#EuroABC – The single market

The European single market was created in 1993 for the free movement of persons, goods, services and capital within the EU. It enables EU citizens to live, work, study and do business in any country in the European Union and to benefit from a wide range of goods and services at competitive prices.

Shared regulations for shared freedoms

From vegetable traders to furniture manufacturers and IT consultants, those who offer goods or services in the European Union can do so in any member state. This is made possible by the European economic union with its single market. Since there are no national borders for goods and services within the EU, new products are not subject to trade restrictions or customs checks either. The same applies to people as to goods, with EU citizens free to travel, live, study, work or retire in any member state. Money can also circulate freely within the single market and EU citizens can invest their money wherever they think it is most profitable.
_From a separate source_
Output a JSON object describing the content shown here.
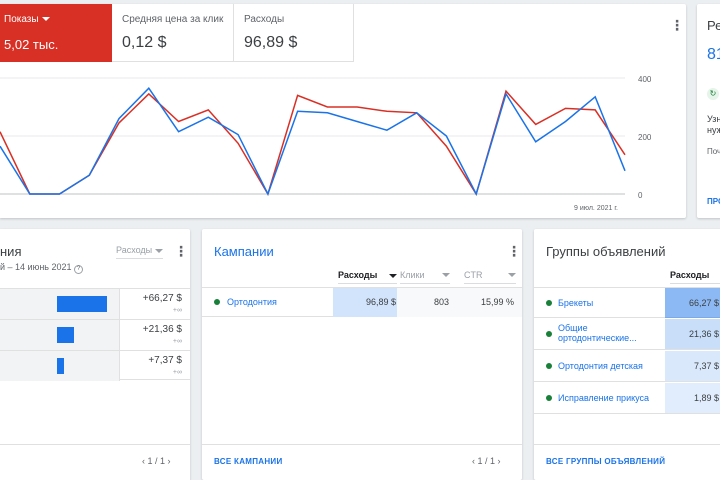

The EU single market is underpinned by four fundamental freedoms: the free movement of goods, persons, services and capital. These freedoms are enshrined in law and EU citizens can invoke their right to them at any time. To make these freedoms possible within the single market, the member states have aligned and harmonised their national laws with newly created European laws. For example, throughout the economic union, all member states are subject to the same European competition rules. Compliance with these rules is monitored by the European Commission.

Coordinating a common economic policy

The EU member states coordinate their economic policies within the framework of the economic union. The central instrument for this is the European Semester, which has monitored and coordinated economic, employment and fiscal policy in the EU member states since 2011. Every year the European Commission conducts an in-depth analysis of the economic and financial situation of the member states within the framework of the Stability and Growth Pact and the Macroeconomic Imbalance Procedure. The member states are then given political guidance and recommendations in advance of preparing their national budgets.

A central advisory body to the Commission and the Council is the Economic Policy Committee (EPC). It contributes to the Council's work of coordinating member states' economic policies. In the EPC delegates from EU member states, the European Commission and the European Central Bank discuss important issues of European economic policy. Formats and topics include the Tax Dialogue, the dialogue with social partners, and issues of investment, wage and productivity development. Wolfgang Merz, Head of Division in the Directorate-General for European policy at the German Finance Ministry, has been president of the EPC since June 2017.


  • Around 500 million people benefit from the economic union in Europe.
  • At the heart of the single market are the four freedoms: the free movement of goods, services, capital and persons.
  • Around 60 percent of German exports go to countries in the EU single market.